“If I please one person they may tell another. But if I anger another person they’ll tell 7.”
So, if you do open up innovation to the community ineffectively then that will spread like wildfire.
There’s a good example with Campbell Soup. Campbell Soup asked the people for new ideas for recipes. But on the website told people they wouldn’t respond to them for 60 to 90 days. And this has created quite a hubub within the community because many members feel they have been let down. They don’t know how their ideas are being implemented or if their ideas are being implemented at all.
I just laugh. What a mixed message.
Please share with us your ideas; we’re excited to hear them. But we’re not really that interested in communicating with you. We’ll get back to you in 60 to 90 days.
It’s weird. You and I have talked about this previously in this call. The further you go in open innovation, the further you’re penetrating traditional social media. And social media demands a two-way interaction and not a one-way interaction.
I’ve written less articulately than you just spoke that the communication you have with your customers is a reflection of the communication you have within your company. If it’s engaged, open, passionate and trusting then that will the communication you’ll have with the public.

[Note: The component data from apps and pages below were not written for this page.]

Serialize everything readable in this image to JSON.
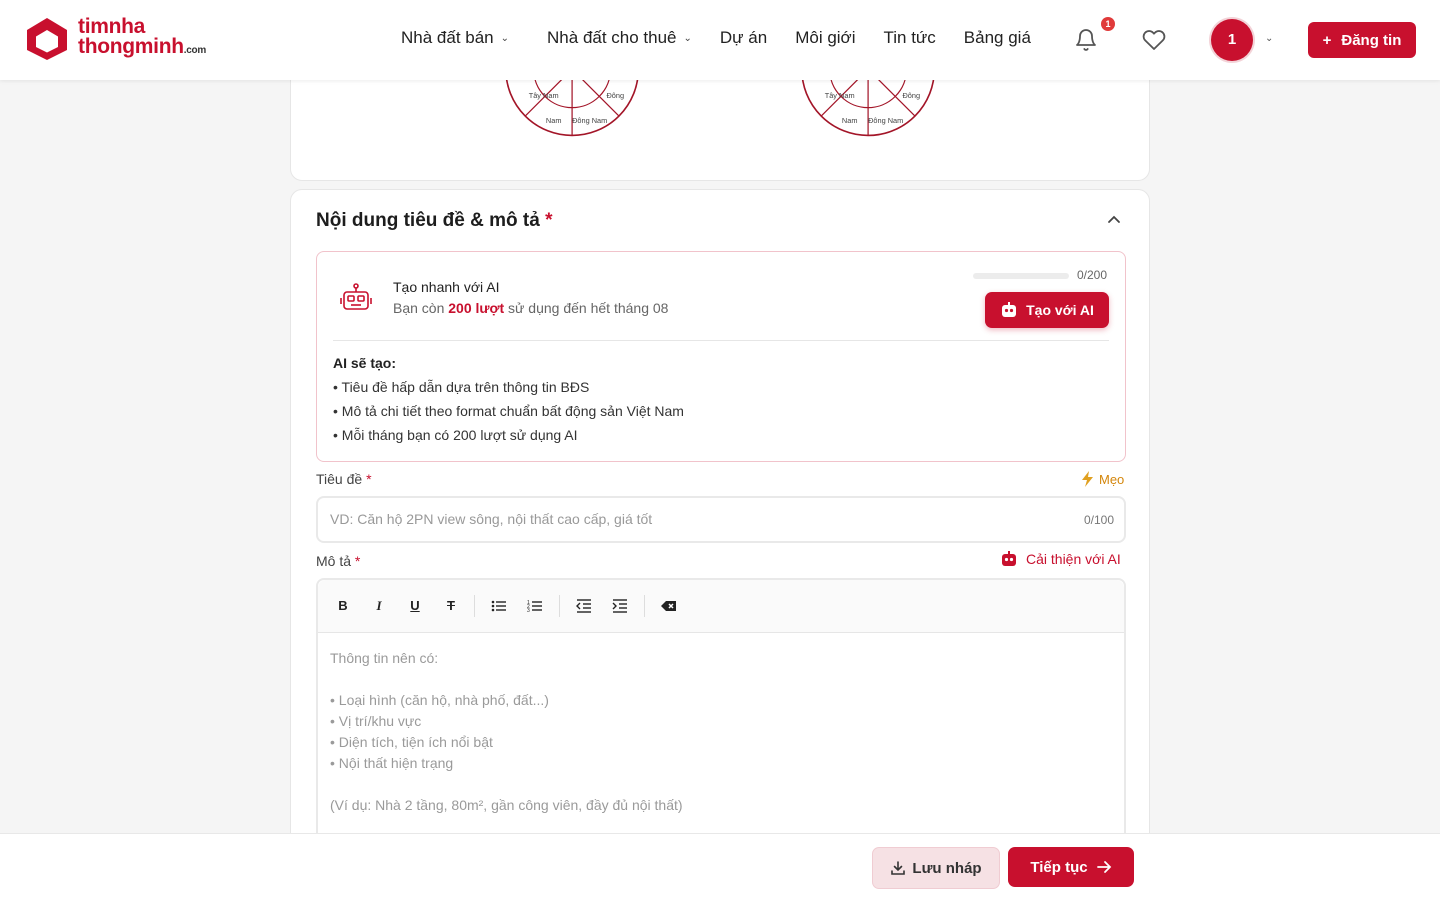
{
  "brand": {
    "line1": "timnha",
    "line2": "thongminh",
    "suffix": ".com",
    "color": "#c8102e"
  },
  "nav": [
    {
      "label": "Nhà đất bán",
      "has_dropdown": true
    },
    {
      "label": "Nhà đất cho thuê",
      "has_dropdown": true
    },
    {
      "label": "Dự án",
      "has_dropdown": false
    },
    {
      "label": "Môi giới",
      "has_dropdown": false
    },
    {
      "label": "Tin tức",
      "has_dropdown": false
    },
    {
      "label": "Bảng giá",
      "has_dropdown": false
    }
  ],
  "header": {
    "notification_count": "1",
    "avatar_label": "1",
    "post_button": "Đăng tin",
    "post_icon": "+"
  },
  "compass": {
    "left": {
      "sw": "Tây Nam",
      "e": "Đông",
      "s": "Nam",
      "se": "Đông Nam"
    },
    "right": {
      "sw": "Tây Nam",
      "e": "Đông",
      "s": "Nam",
      "se": "Đông Nam"
    }
  },
  "section": {
    "title": "Nội dung tiêu đề & mô tả",
    "required_mark": "*"
  },
  "ai": {
    "title": "Tạo nhanh với AI",
    "sub_prefix": "Bạn còn ",
    "sub_highlight": "200 lượt",
    "sub_suffix": " sử dụng đến hết tháng 08",
    "counter": "0/200",
    "usage_fraction": 0,
    "button": "Tạo với AI",
    "will_create": "AI sẽ tạo:",
    "bullets": [
      "• Tiêu đề hấp dẫn dựa trên thông tin BĐS",
      "• Mô tả chi tiết theo format chuẩn bất động sản Việt Nam",
      "• Mỗi tháng bạn có 200 lượt sử dụng AI"
    ]
  },
  "title_field": {
    "label": "Tiêu đề",
    "required_mark": "*",
    "tips": "Mẹo",
    "placeholder": "VD: Căn hộ 2PN view sông, nội thất cao cấp, giá tốt",
    "value": "",
    "counter": "0/100"
  },
  "desc_field": {
    "label": "Mô tả",
    "required_mark": "*",
    "improve": "Cải thiện với AI",
    "toolbar": [
      "bold",
      "italic",
      "underline",
      "strikethrough",
      "bullet-list",
      "numbered-list",
      "outdent",
      "indent",
      "clear-format"
    ],
    "placeholder_lines": [
      "Thông tin nên có:",
      "",
      "• Loại hình (căn hộ, nhà phố, đất...)",
      "• Vị trí/khu vực",
      "• Diện tích, tiện ích nổi bật",
      "• Nội thất hiện trạng",
      "",
      "(Ví dụ: Nhà 2 tầng, 80m², gần công viên, đầy đủ nội thất)"
    ]
  },
  "footer": {
    "draft": "Lưu nháp",
    "next": "Tiếp tục"
  }
}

Bringing in an open innovation model and trying to impose it on an very protected, hierarchical, infrastructure is just going to expose these problems and let everyone see what a difficult company this is to work with.

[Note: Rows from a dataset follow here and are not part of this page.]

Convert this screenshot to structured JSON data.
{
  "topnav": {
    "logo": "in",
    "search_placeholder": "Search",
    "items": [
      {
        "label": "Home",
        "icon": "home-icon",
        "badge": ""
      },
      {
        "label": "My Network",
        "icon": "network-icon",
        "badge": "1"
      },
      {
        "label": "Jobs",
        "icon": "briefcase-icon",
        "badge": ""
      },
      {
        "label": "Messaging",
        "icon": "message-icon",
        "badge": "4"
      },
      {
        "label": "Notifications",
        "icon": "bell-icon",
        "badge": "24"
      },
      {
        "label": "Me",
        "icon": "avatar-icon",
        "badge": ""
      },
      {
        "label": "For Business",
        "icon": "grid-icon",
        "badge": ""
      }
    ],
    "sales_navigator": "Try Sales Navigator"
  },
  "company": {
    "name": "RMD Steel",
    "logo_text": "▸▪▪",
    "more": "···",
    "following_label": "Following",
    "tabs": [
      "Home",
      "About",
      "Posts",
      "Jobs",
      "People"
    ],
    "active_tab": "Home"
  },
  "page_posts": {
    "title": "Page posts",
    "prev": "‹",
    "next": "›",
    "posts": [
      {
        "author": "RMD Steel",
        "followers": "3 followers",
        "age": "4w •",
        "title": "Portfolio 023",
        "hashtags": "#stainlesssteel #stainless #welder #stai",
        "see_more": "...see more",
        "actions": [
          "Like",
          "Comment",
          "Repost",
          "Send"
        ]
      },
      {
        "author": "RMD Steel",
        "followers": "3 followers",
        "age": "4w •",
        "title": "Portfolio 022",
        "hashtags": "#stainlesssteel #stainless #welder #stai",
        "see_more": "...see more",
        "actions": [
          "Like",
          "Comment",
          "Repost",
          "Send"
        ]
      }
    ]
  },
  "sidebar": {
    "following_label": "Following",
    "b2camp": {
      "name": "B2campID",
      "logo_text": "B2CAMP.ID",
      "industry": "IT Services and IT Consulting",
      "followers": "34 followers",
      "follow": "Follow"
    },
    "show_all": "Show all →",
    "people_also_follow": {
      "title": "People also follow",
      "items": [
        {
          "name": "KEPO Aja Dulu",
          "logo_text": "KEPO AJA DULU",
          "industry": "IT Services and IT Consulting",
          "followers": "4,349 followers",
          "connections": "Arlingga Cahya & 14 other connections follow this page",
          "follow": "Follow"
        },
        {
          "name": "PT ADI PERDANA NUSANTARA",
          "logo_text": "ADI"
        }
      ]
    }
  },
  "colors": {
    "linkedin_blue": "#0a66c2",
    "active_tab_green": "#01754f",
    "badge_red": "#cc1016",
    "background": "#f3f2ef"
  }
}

Yeah. You’re addressing a lot of issues we think are important from an infrastructural and cultural angle. I used to work with a company years ago. And our joke that the phrase “Not Invented Here” was invented there. Any idea from the outside was quickly rejected.
And that’s another thing you have to think about when you are doing open innovation is how will ideas from the outside be perceived. And how much engagement will there be for ideas from third parties.
Now, you’re talking about the economy and the global markets and I hate to paint the world in a black or white perspective. But it seems companies face two choices. They can innovate now; they can pay it for now as the ad says. Or, they can pay for it later.
If you think about it, we as consumers, or we as just individual, want to have relationship with brands or products that matter to us. And the more engagement I have the more involvement I think I have with the product or brand, the more likely I am to return and repurchase that brand or product or company. And the reverse, less so. If I have less involvement and they seem less willing to listen to my ideas, I may be less involved and less engaged.
Apple may be the one company that can keep me engaged because their products are so good and yet I don’t think they listen to ideas from the outside. They are the exception to the rule.
And I think what’s going to happen is that as companies, as certain companies, become better at open innovation they are creating not just communities but tribes of people that really affiliated with their brand and their product. They feel like they co-created that product, that they had stake in the development of that product or brand. And then companies that are laggards try to get into open innovation, I think that their relationships or the strength of that bond between the company that’s been practicing that open innovation is going to be harder to break.
So, companies that lag behind or drag their feet about open innovation may not just miss ideas but may also miss strengths of relationships between themselves and their customers. Its not just ideas they are missing. I think it’s also they are missing the opportunity to build a tighter relationship.
Part three of this interview will be published on Saturday, August 13.